IDLER DRIVING SURFACE:It is extremely important that the driving surface of the idler and the inside rim of the turntable be kept clean of oil or other contaminating substances. During the first few weeks of operation, the idler drive surface and the inside rim of the table should be cleaned with methyl alcohol at weekly intervals. No further attention should be needed unless these areas are subject to oil overflow from the idler due to over-lubrication. If the idler or table rim becomes contaminated with oil, the only satisfactory solution is to clean the table and idler thoroughly with hot water and detergent.
NOISE, HUM, RUMBLE:Many pickups are subject to hum caused by the magnetic field of a motor. Before installing a pickup arm/reproducer on a table it is wise to move the pickup head to various locations on the platter, with the motor operating but with the idler in "neutral".This should help in locating the mounting position of the arm which will cause the least hum. Noise is divided into two classes, mechanical and electrical.

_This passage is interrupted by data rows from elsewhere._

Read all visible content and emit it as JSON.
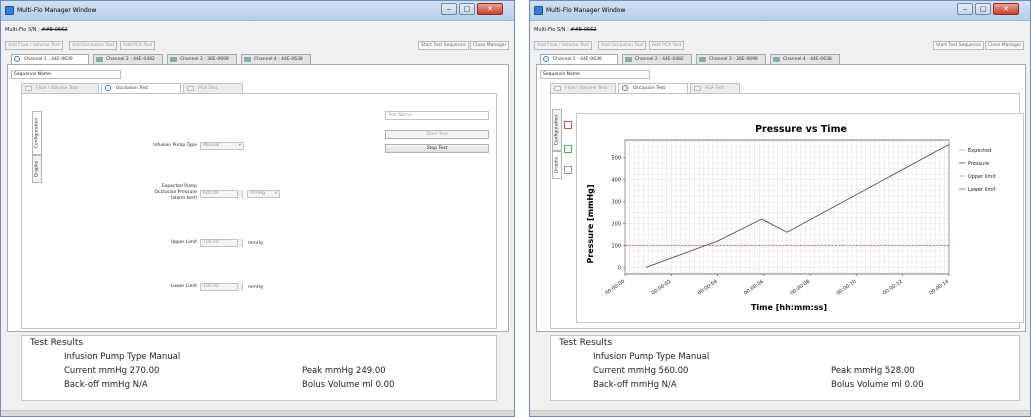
{
  "left": {
    "title": "Multi-Flo Manager Window",
    "serial_label": "Multi-Flo S/N :",
    "serial_value": "##E-0662",
    "toolbar": {
      "add_flow": "Add Flow / Volume Test",
      "add_occlusion": "Add Occlusion Test",
      "add_pca": "Add PCA Test",
      "start_sequence": "Start Test Sequence",
      "close_manager": "Close Manager"
    },
    "channels": [
      "Channel 1 : 44E-0639",
      "Channel 2 : 44E-0482",
      "Channel 3 : 36E-0699",
      "Channel 4 : 44E-0638"
    ],
    "sequence_placeholder": "Sequence Name",
    "test_tabs": [
      "Flow / Volume Test",
      "Occlusion Test",
      "PCA Test"
    ],
    "side_tabs": [
      "Configuration",
      "Graphs"
    ],
    "form": {
      "pump_type_label": "Infusion Pump Type",
      "pump_type_value": "Manual",
      "pressure_label_1": "Expected Pump",
      "pressure_label_2": "Occlusion Pressure",
      "pressure_label_3": "(alarm test)",
      "pressure_value": "600.00",
      "pressure_unit": "mmHg",
      "upper_label": "Upper Limit",
      "upper_value": "700.00",
      "upper_unit": "mmHg",
      "lower_label": "Lower Limit",
      "lower_value": "100.00",
      "lower_unit": "mmHg"
    },
    "right_panel": {
      "test_name_placeholder": "Test Name",
      "start_test": "Start Test",
      "stop_test": "Stop Test"
    },
    "results": {
      "title": "Test Results",
      "pump_type": "Infusion Pump Type Manual",
      "current": "Current mmHg 270.00",
      "peak": "Peak mmHg 249.00",
      "backoff": "Back-off mmHg N/A",
      "bolus": "Bolus Volume ml 0.00"
    }
  },
  "right": {
    "title": "Multi-Flo Manager Window",
    "serial_label": "Multi-Flo S/N :",
    "serial_value": "##E-0662",
    "toolbar": {
      "add_flow": "Add Flow / Volume Test",
      "add_occlusion": "Add Occlusion Test",
      "add_pca": "Add PCA Test",
      "start_sequence": "Start Test Sequence",
      "close_manager": "Close Manager"
    },
    "channels": [
      "Channel 1 : 44E-0639",
      "Channel 2 : 44E-0482",
      "Channel 3 : 36E-0699",
      "Channel 4 : 44E-0638"
    ],
    "sequence_placeholder": "Sequence Name",
    "test_tabs": [
      "Flow / Volume Test",
      "Occlusion Test",
      "PCA Test"
    ],
    "side_tabs": [
      "Configuration",
      "Graphs"
    ],
    "results": {
      "title": "Test Results",
      "pump_type": "Infusion Pump Type Manual",
      "current": "Current mmHg 560.00",
      "peak": "Peak mmHg 528.00",
      "backoff": "Back-off mmHg N/A",
      "bolus": "Bolus Volume ml 0.00"
    }
  },
  "chart_data": {
    "type": "line",
    "title": "Pressure vs Time",
    "xlabel": "Time [hh:mm:ss]",
    "ylabel": "Pressure [mmHg]",
    "x_ticks": [
      "00:00:00",
      "00:00:02",
      "00:00:04",
      "00:00:06",
      "00:00:08",
      "00:00:10",
      "00:00:12",
      "00:00:14"
    ],
    "y_ticks": [
      0,
      100,
      200,
      300,
      400,
      500
    ],
    "xlim": [
      0,
      14
    ],
    "ylim": [
      -30,
      580
    ],
    "grid": true,
    "legend_position": "right",
    "legend": [
      "Expected",
      "Pressure",
      "Upper limit",
      "Lower limit"
    ],
    "series": [
      {
        "name": "Pressure",
        "color": "#555555",
        "x": [
          0.9,
          4,
          5.9,
          7,
          14
        ],
        "y": [
          0,
          120,
          220,
          160,
          560
        ]
      },
      {
        "name": "Lower limit",
        "color": "#e05050",
        "x": [
          0,
          14
        ],
        "y": [
          100,
          100
        ]
      }
    ]
  }
}
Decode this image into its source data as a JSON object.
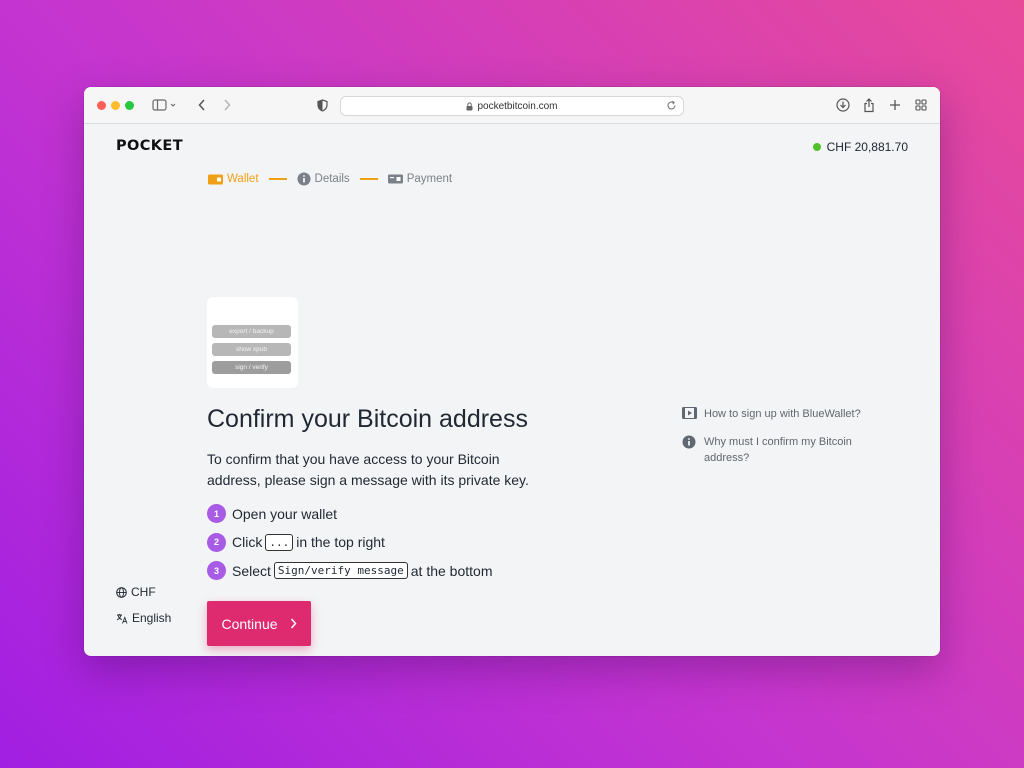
{
  "browser": {
    "url": "pocketbitcoin.com"
  },
  "header": {
    "logo": "POCKET",
    "balance": "CHF 20,881.70",
    "balance_status_color": "#53c12a"
  },
  "steps": [
    {
      "label": "Wallet",
      "icon": "wallet-icon",
      "active": true
    },
    {
      "label": "Details",
      "icon": "info-icon",
      "active": false
    },
    {
      "label": "Payment",
      "icon": "payment-icon",
      "active": false
    }
  ],
  "wallet_preview": {
    "options": [
      "export / backup",
      "show xpub",
      "sign / verify"
    ]
  },
  "main": {
    "title": "Confirm your Bitcoin address",
    "description": "To confirm that you have access to your Bitcoin address, please sign a message with its private key.",
    "instructions": [
      {
        "number": "1",
        "text": "Open your wallet"
      },
      {
        "number": "2",
        "before": "Click",
        "key": "...",
        "after": "in the top right"
      },
      {
        "number": "3",
        "before": "Select",
        "key": "Sign/verify message",
        "after": "at the bottom"
      }
    ],
    "continue_label": "Continue"
  },
  "help": {
    "video_link": "How to sign up with BlueWallet?",
    "info_link": "Why must I confirm my Bitcoin address?"
  },
  "footer": {
    "currency": "CHF",
    "language": "English"
  },
  "colors": {
    "accent": "#de2a6f",
    "step_active": "#f0a017",
    "step_number": "#a85ce6"
  }
}
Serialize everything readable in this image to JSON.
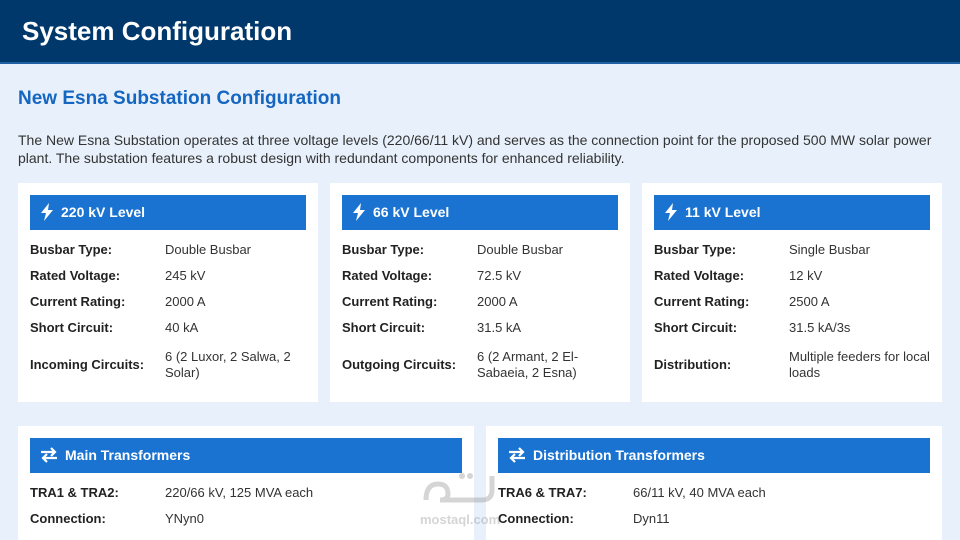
{
  "header": {
    "title": "System Configuration"
  },
  "section": {
    "title": "New Esna Substation Configuration",
    "intro": "The New Esna Substation operates at three voltage levels (220/66/11 kV) and serves as the connection point for the proposed 500 MW solar power plant. The substation features a robust design with redundant components for enhanced reliability."
  },
  "cards": [
    {
      "icon": "bolt-icon",
      "title": "220 kV Level",
      "rows": [
        {
          "key": "Busbar Type:",
          "value": "Double Busbar"
        },
        {
          "key": "Rated Voltage:",
          "value": "245 kV"
        },
        {
          "key": "Current Rating:",
          "value": "2000 A"
        },
        {
          "key": "Short Circuit:",
          "value": "40 kA"
        },
        {
          "key": "Incoming Circuits:",
          "value": "6 (2 Luxor, 2 Salwa, 2 Solar)"
        }
      ]
    },
    {
      "icon": "bolt-icon",
      "title": "66 kV Level",
      "rows": [
        {
          "key": "Busbar Type:",
          "value": "Double Busbar"
        },
        {
          "key": "Rated Voltage:",
          "value": "72.5 kV"
        },
        {
          "key": "Current Rating:",
          "value": "2000 A"
        },
        {
          "key": "Short Circuit:",
          "value": "31.5 kA"
        },
        {
          "key": "Outgoing Circuits:",
          "value": "6 (2 Armant, 2 El-Sabaeia, 2 Esna)"
        }
      ]
    },
    {
      "icon": "bolt-icon",
      "title": "11 kV Level",
      "rows": [
        {
          "key": "Busbar Type:",
          "value": "Single Busbar"
        },
        {
          "key": "Rated Voltage:",
          "value": "12 kV"
        },
        {
          "key": "Current Rating:",
          "value": "2500 A"
        },
        {
          "key": "Short Circuit:",
          "value": "31.5 kA/3s"
        },
        {
          "key": "Distribution:",
          "value": "Multiple feeders for local loads"
        }
      ]
    },
    {
      "icon": "swap-arrows-icon",
      "title": "Main Transformers",
      "rows": [
        {
          "key": "TRA1 & TRA2:",
          "value": "220/66 kV, 125 MVA each"
        },
        {
          "key": "Connection:",
          "value": "YNyn0"
        }
      ]
    },
    {
      "icon": "swap-arrows-icon",
      "title": "Distribution Transformers",
      "rows": [
        {
          "key": "TRA6 & TRA7:",
          "value": "66/11 kV, 40 MVA each"
        },
        {
          "key": "Connection:",
          "value": "Dyn11"
        }
      ]
    }
  ],
  "watermark": {
    "text": "mostaql.com"
  },
  "colors": {
    "header_bg": "#00386b",
    "accent": "#1a73d1",
    "title": "#1566c0",
    "page_bg": "#e8f1fb"
  }
}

Noise that can be heard without amplifier or pickup operation, can usually be traced to it's source by comparing the noise with the speed of motor, idler wheel or table itself. If noise is constant at all speeds, it probably originates in the motor.If it increases with table speed but its frequency is greater than table speed, it can usually be traced to the idler. If the noise varies with table speed and has the same frequency, look for something on the table rim, such as oil, dirt or possibly a crack in the table casting.In the case of noise traced to the idler, look for dirt on the idler drive surface, pits or foreign material imbedded in the idler driving surface. Check felt thrust bearing under idler to be sure idler is not riding directly on metal boss at bottom of idler shaft.Too much idler tension can cause idler to rise on its shaft and noise is heard as the idler contacts the idler ring. (See: OPERATIONS and ADJUSTMENTS above)
Any of the above conditions can cause electrical rumble, and tracing it would be the same as tracing mechanical noise. One additional possibility is added, the case of rumble in the electrical reproduction, and this is wobble in the capstan.Rumble more or less constant at all table speeds can usually be traced to the capstan.Again, too much idler tension will aggravate rumble caused by an out-of-round or "wobbly" condition in the capstan, (motor pulley).
Noise is caused by "flats" in the idler will run out in a few minuets because of the "self-healing" nature used in the neoprene idlers. Put table in the 78 RPM position and let run for a few minuets.
We will be adding to this posting about every day, stop by to see what is new and updated.
RusscoTurntables.Com will be happy to assist with any problems in maintenance or operation of these tables just as Russ Friend & Associates originally agreed to do. To insure a minimum of delay please give us as much information as possible whether problem is new, long standing, type of tonearm used, if problem only occurs at any one of speed ranges etc. The more information we have concerning your unit may lead us to a faster diagnosis. Even though we have a number of audio engineers who work with us, we may post your problem to our bulletin board coming soon so that others who have experienced this type of problem may also share their "fix" with you.